First, I want to thank the twenty-five Fellowship members and Fellowship-adjacent persons who attended the Shabbat service, presentation by Rabbi Peter Grumbacher on the experiences of his father and of his own growing up in the home of a survivor, potluck dinner, and oneg (post-service coffee and dessert) at Temple House of Israel (THOI) on November 9. The rabbi and the members of the Temple are most appreciative of the strong show of support and solidarity from the community, including us. Our attendance was gratefully received by the synagogue community, and it did their hearts good to see every seat filled, including the rarely used balcony. Our congregations are natural allies, sharing a lot of values. Our relationship with THOI is one to nurture and protect. Thank you!

 

With Thanksgiving on the 22nd, November is a month of gratitude. It is a holiday that has evolved for me over time. I never needed to do too much scrubbing of the so-called “First Thanksgiving” story because it was never about that in my family.

 

When I was a young adult, my wife and three children and I lived in a tiny house next to the railroad tracks in a working class part of a college town. Many neighbors worked at the foundry, whose fumes and fallout polluted our neighborhood and ate the paint on our cars. There were plenty of neighbors unemployed too. We were getting by on one minimum wage position, and food was tight. A local group supplying food to those with food insecurity brought us Thanksgiving in a box: a small turkey, potatoes, canned corn and beans, a tin of gelled cranberry sauce, a bag of dinner rolls and more. For the five of us it was a feast. We roasted our turkey in our tiny oven, and we were grateful for the bounty we had received.

 

And it was then I realized for the first time that the groaning board and large dessert table of the extended family Thanksgivings of my childhood weren’t really about what we put in our bellies. The dessert table was about more than the enjoyment of sweet and rich treats, it was about the sweetness of life. The lean years gave perspective, and the simplicity of our fare made the metaphors explicit.
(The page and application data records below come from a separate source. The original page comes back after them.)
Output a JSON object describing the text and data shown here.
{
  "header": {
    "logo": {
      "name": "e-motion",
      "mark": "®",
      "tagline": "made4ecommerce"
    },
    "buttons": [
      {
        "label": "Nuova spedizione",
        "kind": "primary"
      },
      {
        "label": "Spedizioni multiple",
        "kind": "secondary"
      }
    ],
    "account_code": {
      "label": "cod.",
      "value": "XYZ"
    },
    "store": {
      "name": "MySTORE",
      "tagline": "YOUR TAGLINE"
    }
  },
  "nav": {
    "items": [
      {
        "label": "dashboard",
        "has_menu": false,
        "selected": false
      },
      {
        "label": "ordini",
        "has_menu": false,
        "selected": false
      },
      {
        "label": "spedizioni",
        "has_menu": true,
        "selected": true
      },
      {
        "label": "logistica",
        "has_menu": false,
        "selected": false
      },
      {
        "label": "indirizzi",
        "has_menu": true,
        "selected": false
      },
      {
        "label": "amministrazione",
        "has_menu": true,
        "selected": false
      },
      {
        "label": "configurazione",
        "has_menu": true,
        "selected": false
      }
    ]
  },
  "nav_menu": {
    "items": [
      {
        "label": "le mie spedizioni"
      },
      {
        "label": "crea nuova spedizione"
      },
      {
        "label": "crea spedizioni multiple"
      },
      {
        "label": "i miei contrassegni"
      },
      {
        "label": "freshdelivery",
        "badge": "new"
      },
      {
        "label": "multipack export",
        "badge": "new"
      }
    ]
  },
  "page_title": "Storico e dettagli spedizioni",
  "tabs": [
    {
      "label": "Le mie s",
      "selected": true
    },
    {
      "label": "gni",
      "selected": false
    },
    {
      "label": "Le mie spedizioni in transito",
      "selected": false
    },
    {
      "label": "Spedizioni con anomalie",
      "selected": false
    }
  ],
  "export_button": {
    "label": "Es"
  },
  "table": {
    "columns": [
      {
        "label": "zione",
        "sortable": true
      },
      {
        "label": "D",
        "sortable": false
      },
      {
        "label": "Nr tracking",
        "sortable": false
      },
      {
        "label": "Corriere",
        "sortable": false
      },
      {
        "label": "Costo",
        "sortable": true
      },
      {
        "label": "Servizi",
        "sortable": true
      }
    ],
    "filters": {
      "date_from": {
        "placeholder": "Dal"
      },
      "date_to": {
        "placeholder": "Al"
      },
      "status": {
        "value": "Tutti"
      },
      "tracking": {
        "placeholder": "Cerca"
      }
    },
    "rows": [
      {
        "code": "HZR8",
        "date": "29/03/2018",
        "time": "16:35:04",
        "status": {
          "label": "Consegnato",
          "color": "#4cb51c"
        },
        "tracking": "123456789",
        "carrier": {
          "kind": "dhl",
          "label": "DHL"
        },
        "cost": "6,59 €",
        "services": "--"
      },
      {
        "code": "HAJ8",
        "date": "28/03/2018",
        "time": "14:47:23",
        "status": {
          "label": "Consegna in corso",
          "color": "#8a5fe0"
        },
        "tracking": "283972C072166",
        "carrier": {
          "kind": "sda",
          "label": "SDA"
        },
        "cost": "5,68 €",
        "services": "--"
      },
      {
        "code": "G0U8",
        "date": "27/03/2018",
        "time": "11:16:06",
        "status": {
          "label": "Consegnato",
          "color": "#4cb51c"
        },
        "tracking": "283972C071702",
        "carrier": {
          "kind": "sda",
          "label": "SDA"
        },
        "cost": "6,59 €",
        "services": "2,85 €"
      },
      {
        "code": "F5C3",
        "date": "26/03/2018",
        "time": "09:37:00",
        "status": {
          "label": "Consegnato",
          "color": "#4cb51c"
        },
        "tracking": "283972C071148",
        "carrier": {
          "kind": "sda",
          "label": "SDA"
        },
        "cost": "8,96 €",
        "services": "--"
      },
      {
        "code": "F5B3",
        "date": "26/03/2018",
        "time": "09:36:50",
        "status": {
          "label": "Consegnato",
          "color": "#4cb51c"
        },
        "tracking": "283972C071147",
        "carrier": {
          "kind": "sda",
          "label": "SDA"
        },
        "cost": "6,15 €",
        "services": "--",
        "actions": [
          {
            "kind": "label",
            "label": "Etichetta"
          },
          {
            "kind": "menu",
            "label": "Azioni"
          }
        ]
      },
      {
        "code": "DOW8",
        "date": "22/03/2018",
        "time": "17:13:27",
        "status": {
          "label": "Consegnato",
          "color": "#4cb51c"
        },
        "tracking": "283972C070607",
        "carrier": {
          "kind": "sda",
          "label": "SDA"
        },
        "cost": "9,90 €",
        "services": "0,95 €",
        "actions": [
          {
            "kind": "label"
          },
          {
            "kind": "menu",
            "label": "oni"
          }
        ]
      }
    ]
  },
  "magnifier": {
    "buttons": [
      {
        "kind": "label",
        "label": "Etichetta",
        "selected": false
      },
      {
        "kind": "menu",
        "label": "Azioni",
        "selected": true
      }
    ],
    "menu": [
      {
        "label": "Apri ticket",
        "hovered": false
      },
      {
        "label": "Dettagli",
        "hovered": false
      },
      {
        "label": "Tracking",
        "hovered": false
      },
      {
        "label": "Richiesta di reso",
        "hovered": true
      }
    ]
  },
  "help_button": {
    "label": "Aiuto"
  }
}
We could enjoy this simple meal on the holiday because it was a symbol of all we had to be grateful for, even when that large, extended family experience was no longer nearby.

 

My wish for you as we head toward Thanksgiving is that your heart be made glad by seasonal and celebratory food that will enrich your heart, and that the metaphors lead us into true gratitude. And if this is a season or a year that is difficult for you, I wish you comfort and everything you need to feel truly grateful even in times of uncertainty.

 

Peace and Blessings,
Rev. Paul